The idea of winning the lottery is a tempting fantasy, especially for people who have never had much success in life. Nevertheless, the odds are against them – and winning could actually hurt them in the long run. The reason is that purchasing a ticket means foregoing savings to pay for other things, such as retirement or college tuition. In fact, according to the financial magazine Bankrate, Americans who play the lottery spend on average one per cent of their income on tickets. That may not sound like a lot of money, but it adds up. And the more often someone plays, the more they forgo saving for other purposes.
As for the chances of winning, they vary widely. The more numbers you match, the higher the chance of winning. However, the numbers have to be drawn at random. This is impossible to accomplish manually, so most states use computers that generate the selections. The computer programs can even draw the numbers for multiple drawings at once. The computer program assigns the numbers to the bettor’s ticket, which is then deposited with the lottery organization for shuffling and possible selection in the drawing.
Although the lottery has been around for centuries, it gained wide popularity in America after the Revolutionary War, as many states were struggling to fund public projects without raising taxes. While Thomas Jefferson was a staunch opponent of state-run gambling, Alexander Hamilton grasped the concept of the lottery: “Everybody is willing to hazard a trifling sum for the chance of considerable gain,” he wrote. Moreover, taxes were politically unpopular, so lottery profits provided politicians with a way to finance public projects without enacting a tax increase, which would be sure to backfire at the polls.
Lottery advocates, including some conservatives, have disregarded traditional ethical objections to gambling and argued that it was a form of insurance against future misfortune. They also pointed out that government revenues from the lottery could help pay for services that voters didn’t want to fund through tax increases, such as social programs for urban residents.
While some states have dropped the lottery in favor of other forms of gambling, others have expanded them, including the multi-state Powerball and Mega Millions games. The multi-state lottery games offer larger jackpots and better odds, and they allow players from different states to participate. In addition, state-run lottery organizations have developed a number of scratch-off tickets that are sold in convenience stores, gas stations and check-cashing outlets.
Aside from the multi-state games, most state-run lotteries feature a mix of games with very low and very high odds against winning.
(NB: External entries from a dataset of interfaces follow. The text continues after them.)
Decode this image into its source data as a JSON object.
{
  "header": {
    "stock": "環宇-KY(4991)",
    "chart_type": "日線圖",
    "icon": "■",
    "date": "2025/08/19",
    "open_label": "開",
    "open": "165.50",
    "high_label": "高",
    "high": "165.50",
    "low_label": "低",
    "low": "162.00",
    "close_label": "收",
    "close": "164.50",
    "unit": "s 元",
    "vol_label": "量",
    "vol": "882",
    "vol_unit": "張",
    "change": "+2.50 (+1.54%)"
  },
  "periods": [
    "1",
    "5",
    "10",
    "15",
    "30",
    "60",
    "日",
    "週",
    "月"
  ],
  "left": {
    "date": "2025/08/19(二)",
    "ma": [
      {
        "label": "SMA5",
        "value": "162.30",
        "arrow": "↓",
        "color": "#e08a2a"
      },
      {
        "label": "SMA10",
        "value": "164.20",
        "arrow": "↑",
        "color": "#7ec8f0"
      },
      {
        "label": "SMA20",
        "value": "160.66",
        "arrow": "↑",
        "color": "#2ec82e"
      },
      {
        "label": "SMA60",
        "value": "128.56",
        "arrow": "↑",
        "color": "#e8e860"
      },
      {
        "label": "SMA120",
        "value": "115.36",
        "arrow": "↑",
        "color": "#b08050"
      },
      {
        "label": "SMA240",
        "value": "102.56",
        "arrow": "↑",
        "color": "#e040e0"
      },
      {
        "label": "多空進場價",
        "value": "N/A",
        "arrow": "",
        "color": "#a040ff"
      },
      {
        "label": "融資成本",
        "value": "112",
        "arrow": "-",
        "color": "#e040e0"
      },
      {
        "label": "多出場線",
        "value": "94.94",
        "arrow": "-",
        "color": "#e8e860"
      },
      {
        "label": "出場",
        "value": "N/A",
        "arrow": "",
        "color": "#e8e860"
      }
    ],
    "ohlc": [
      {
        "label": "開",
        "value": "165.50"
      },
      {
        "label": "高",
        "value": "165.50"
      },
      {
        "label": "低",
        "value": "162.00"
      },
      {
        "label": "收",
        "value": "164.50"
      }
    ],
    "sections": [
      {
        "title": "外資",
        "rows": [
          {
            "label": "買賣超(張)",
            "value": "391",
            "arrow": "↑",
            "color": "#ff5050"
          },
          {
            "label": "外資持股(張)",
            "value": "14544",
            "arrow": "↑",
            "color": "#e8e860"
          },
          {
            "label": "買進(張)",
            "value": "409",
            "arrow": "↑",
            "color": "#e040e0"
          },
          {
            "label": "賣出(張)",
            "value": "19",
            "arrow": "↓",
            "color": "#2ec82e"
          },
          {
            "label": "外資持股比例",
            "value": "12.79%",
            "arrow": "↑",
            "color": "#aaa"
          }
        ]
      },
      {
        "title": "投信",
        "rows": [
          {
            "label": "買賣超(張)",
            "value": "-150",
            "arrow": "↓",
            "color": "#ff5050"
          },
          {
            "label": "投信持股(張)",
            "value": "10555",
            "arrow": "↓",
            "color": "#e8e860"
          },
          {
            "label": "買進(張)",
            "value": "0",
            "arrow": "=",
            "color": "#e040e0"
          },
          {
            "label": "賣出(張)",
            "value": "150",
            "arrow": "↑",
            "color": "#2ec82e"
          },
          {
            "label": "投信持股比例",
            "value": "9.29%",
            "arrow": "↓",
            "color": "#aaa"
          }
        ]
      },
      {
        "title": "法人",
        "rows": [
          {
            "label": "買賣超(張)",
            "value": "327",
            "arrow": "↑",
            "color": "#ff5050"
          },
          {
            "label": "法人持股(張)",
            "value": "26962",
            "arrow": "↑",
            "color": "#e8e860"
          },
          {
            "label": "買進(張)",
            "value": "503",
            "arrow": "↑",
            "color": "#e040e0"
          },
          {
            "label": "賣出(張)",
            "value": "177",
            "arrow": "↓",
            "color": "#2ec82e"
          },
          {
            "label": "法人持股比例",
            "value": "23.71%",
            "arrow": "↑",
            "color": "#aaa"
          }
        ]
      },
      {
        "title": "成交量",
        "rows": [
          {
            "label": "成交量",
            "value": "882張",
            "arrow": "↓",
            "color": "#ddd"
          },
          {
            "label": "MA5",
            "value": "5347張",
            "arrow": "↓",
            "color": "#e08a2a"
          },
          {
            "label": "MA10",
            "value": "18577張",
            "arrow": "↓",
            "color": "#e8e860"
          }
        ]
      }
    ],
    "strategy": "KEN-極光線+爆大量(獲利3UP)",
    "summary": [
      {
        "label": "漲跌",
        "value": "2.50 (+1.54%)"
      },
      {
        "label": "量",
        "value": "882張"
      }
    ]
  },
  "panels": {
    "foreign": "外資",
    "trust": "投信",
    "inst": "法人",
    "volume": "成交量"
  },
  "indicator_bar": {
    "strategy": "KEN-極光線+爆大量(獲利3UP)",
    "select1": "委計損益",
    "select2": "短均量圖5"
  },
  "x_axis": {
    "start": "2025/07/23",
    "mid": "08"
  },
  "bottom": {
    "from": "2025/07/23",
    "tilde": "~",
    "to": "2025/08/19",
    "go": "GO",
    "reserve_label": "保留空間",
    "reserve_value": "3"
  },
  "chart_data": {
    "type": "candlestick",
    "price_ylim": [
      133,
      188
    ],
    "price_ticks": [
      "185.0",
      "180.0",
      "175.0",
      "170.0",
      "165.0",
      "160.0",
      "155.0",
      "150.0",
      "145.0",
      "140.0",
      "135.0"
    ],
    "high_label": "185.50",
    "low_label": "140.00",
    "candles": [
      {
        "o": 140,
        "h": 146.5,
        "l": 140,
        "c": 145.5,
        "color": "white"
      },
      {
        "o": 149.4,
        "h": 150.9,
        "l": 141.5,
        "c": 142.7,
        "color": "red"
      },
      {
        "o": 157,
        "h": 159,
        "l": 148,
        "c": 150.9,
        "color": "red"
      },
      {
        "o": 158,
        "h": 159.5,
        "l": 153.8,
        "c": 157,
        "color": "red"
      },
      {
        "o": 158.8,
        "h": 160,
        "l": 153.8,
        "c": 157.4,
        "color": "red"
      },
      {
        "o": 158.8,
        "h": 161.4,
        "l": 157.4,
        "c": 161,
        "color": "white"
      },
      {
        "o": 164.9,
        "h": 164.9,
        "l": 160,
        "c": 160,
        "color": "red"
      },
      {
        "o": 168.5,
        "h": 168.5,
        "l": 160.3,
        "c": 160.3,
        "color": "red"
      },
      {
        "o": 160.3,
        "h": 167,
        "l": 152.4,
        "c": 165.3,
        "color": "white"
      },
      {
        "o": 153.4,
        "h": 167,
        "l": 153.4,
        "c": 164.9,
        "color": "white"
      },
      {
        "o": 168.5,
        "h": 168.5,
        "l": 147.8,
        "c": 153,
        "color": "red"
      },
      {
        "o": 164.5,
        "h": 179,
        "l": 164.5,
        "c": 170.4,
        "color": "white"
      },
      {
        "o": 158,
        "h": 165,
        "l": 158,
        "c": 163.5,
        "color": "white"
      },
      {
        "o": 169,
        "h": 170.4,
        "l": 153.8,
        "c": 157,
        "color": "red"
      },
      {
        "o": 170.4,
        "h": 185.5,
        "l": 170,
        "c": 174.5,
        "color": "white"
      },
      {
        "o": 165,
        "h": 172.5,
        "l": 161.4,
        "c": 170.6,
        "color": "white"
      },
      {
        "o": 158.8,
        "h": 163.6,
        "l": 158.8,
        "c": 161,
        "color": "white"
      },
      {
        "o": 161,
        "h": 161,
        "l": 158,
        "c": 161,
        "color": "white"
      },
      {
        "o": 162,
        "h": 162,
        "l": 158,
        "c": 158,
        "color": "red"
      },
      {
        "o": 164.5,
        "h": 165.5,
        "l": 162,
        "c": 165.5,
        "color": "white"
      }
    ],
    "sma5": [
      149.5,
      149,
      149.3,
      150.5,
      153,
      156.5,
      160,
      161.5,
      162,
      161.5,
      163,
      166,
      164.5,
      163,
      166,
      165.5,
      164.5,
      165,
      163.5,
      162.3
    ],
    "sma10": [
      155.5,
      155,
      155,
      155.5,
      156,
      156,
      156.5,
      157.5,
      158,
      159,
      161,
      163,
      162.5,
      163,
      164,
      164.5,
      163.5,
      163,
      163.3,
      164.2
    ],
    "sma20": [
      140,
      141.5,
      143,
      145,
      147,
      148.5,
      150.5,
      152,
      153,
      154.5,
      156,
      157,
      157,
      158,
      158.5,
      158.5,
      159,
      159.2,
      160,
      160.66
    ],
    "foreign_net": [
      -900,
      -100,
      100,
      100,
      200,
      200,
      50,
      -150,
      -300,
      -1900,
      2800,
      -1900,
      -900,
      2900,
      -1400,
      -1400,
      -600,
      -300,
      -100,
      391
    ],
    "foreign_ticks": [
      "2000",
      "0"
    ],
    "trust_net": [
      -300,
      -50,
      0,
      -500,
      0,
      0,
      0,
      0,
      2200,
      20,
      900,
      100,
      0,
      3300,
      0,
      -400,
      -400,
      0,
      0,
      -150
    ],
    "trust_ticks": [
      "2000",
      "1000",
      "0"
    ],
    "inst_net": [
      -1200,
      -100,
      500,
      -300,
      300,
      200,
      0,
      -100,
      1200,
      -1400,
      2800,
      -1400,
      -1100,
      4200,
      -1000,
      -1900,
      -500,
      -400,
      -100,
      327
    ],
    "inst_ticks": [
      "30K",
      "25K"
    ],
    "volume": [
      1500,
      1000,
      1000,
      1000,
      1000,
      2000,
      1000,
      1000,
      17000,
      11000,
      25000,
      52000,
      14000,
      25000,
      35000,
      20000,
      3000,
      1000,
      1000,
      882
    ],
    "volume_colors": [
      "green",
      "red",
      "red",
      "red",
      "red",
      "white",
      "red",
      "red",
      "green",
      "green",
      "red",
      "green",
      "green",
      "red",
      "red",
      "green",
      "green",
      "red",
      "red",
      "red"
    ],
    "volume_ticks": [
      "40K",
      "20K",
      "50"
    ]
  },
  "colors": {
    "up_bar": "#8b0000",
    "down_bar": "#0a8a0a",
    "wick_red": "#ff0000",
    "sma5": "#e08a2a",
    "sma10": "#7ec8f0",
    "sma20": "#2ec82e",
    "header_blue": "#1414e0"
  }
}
The most common game is the five-number, multi-state lottery game, which has a maximum prize of $1 billion. Some states also have a keno game, which has similar odds against winning. A lottery expert says the odds of winning the big jackpot are slim, but he does not exclude the possibility of a lucky person hitting it.